The city of Orlando took steps in March 2007 to install red light cameras at specific intersections. The decision was finalized when Orlando city commissioners made the decision regarding the red light camera distributor.
Red light cameras are intended to decrease the number of auto accidents at intersections. When a car runs a red light, a picture is taken and the owner of the car is mailed a fine of more than a hundred dollars. The desired result is a decrease in deadly auto accidents that result when drivers run red lights.
The cameras are only installed at the most dangerous intersections with the highest rate of accidents.
Orlando City Council
The Orlando city council voted to move forward with the red light camera installation regardless of the outcome of the Florida State Legislature deliberation. Despite their decision to move forward, installation of the red light cameras will not take place until a final decision has been made by the Florida State Legislature.
Orlando taxpayers will be charged $500,000 a year for operation of the red light cameras. The installation firm told the Orlando city commissioners that they would drop the operation fee if the cameras do not generate city revenue.
Criticism of Red Light Cameras
Those who criticize the red light cameras say that the cameras become a focus of revenue for cities and that the commissioners may lose site of the overall purpose of the cameras, which is to save lives by preventing auto accidents.
The concern of the overall intention of the red light installation is in addition to concerns regarding invasion of privacy and the question of the actual effectiveness of the cameras in preventing auto accidents.
Red Light Cameras May Not Save Lives
A study conducted by the University of South Florida claims that red light cameras actually lead to an increase in the number of collisions. This is because drivers stop their cars abruptly in order to avoid running a red light. The abrupt stops increases the risk for serious injuries in rear-end collisions.

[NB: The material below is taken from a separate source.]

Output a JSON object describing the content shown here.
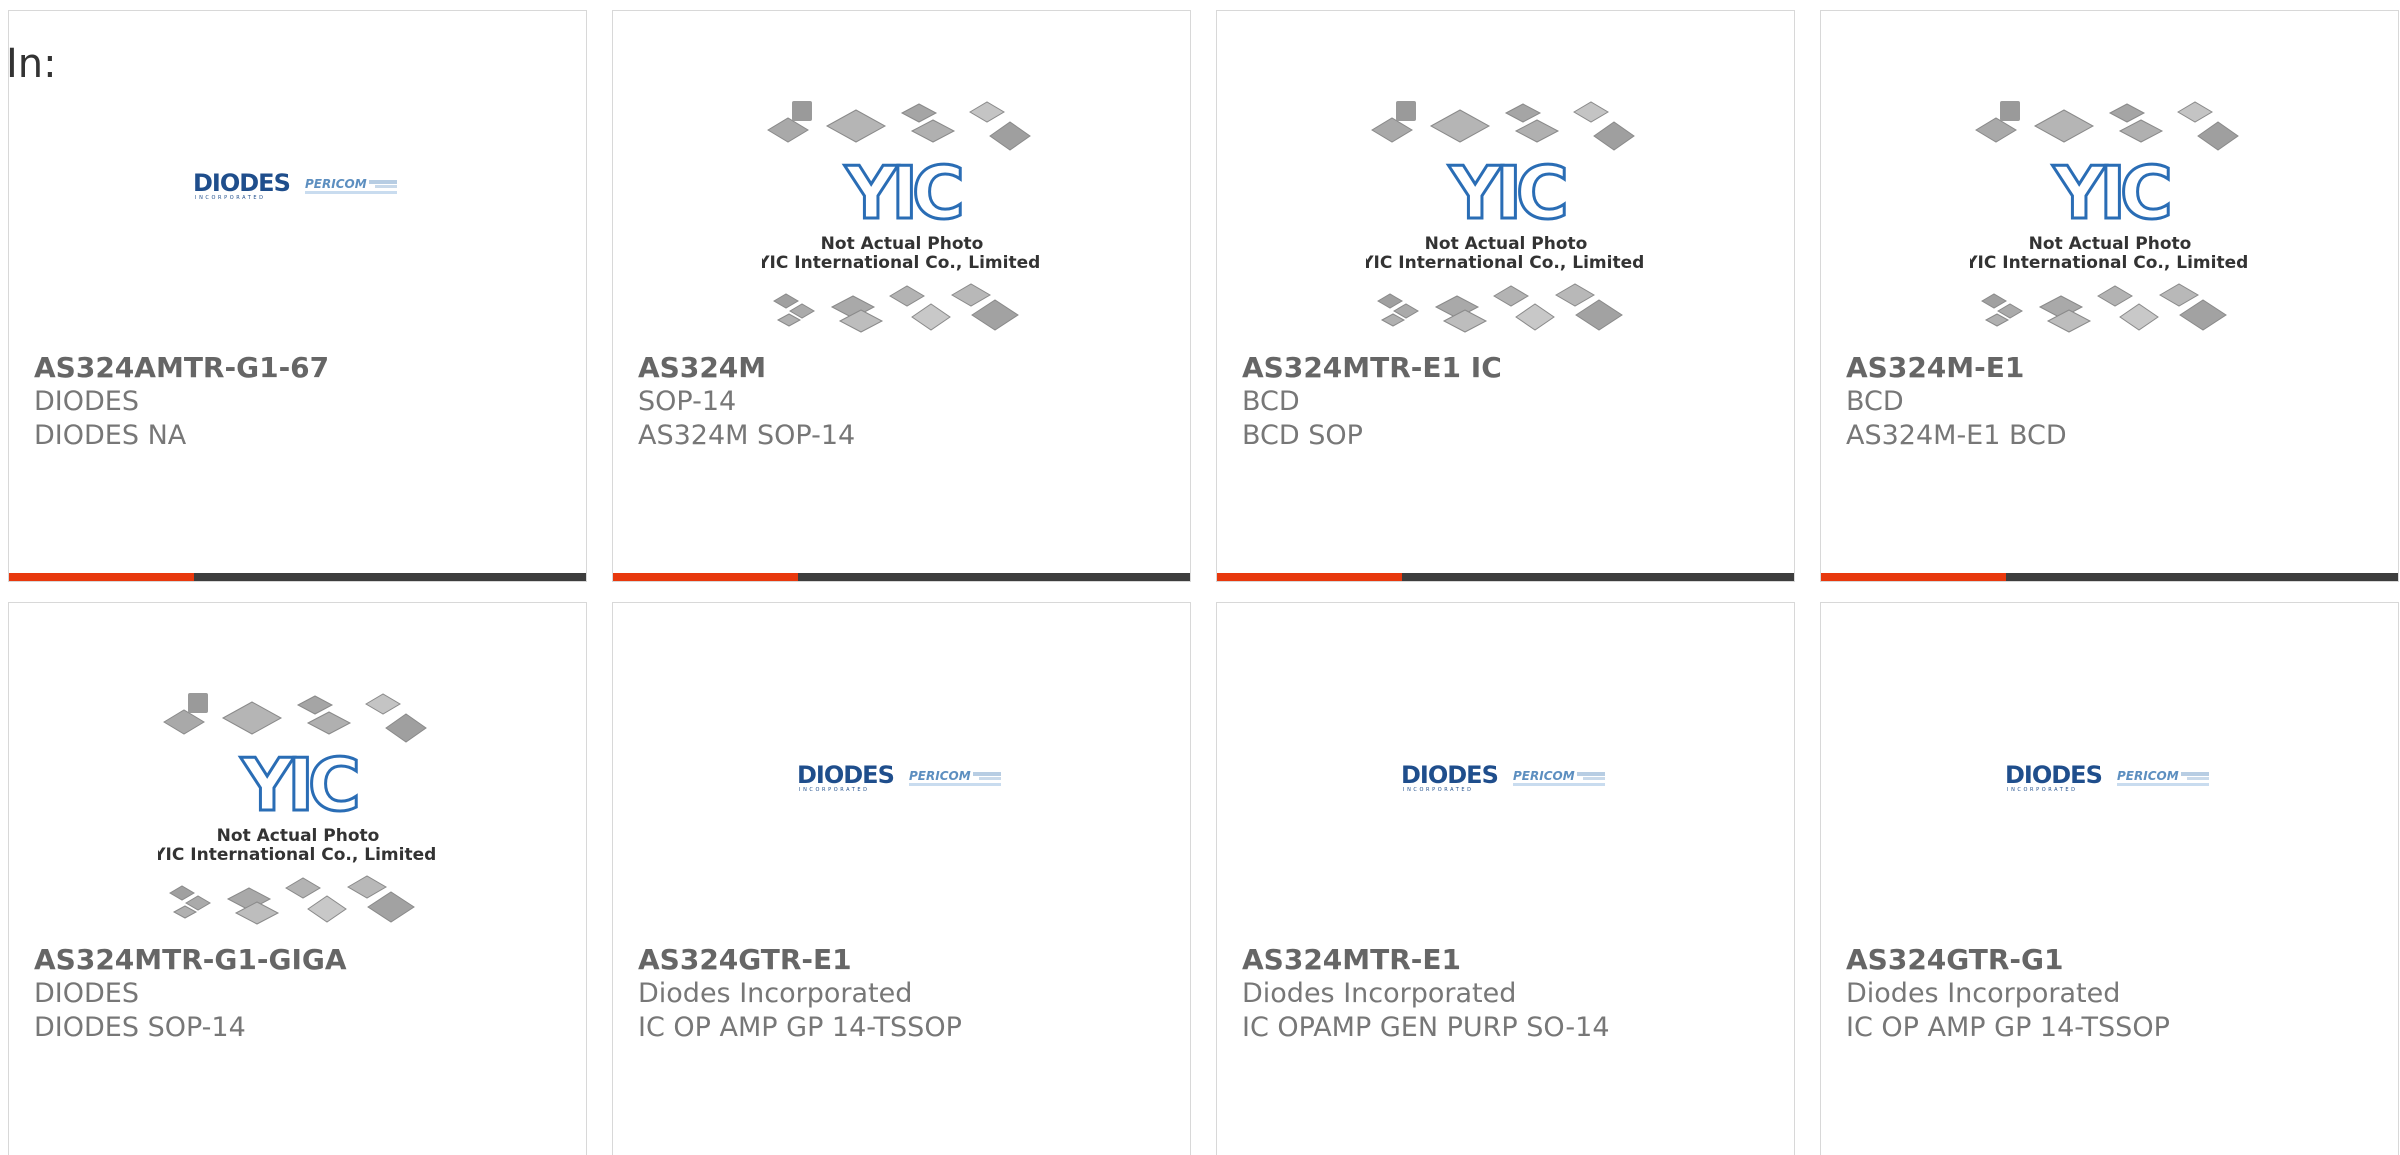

A professor and chair of Health Policy and Management at the USF College of Public Health states that the cameras could potentially cause adverse driving conditions due to the state’s high population of elderly drivers, who are at a higher risk for serious injury during an auto accident.
Orlando City Commissions Final Decision
Despite the University of South Florida study, the Orlando city commissioners believe that the red light cameras will save lives. By giving a steep fine of over one hundred dollars, the city commissioners hope to deter drivers from behavior that may result in auto accidents.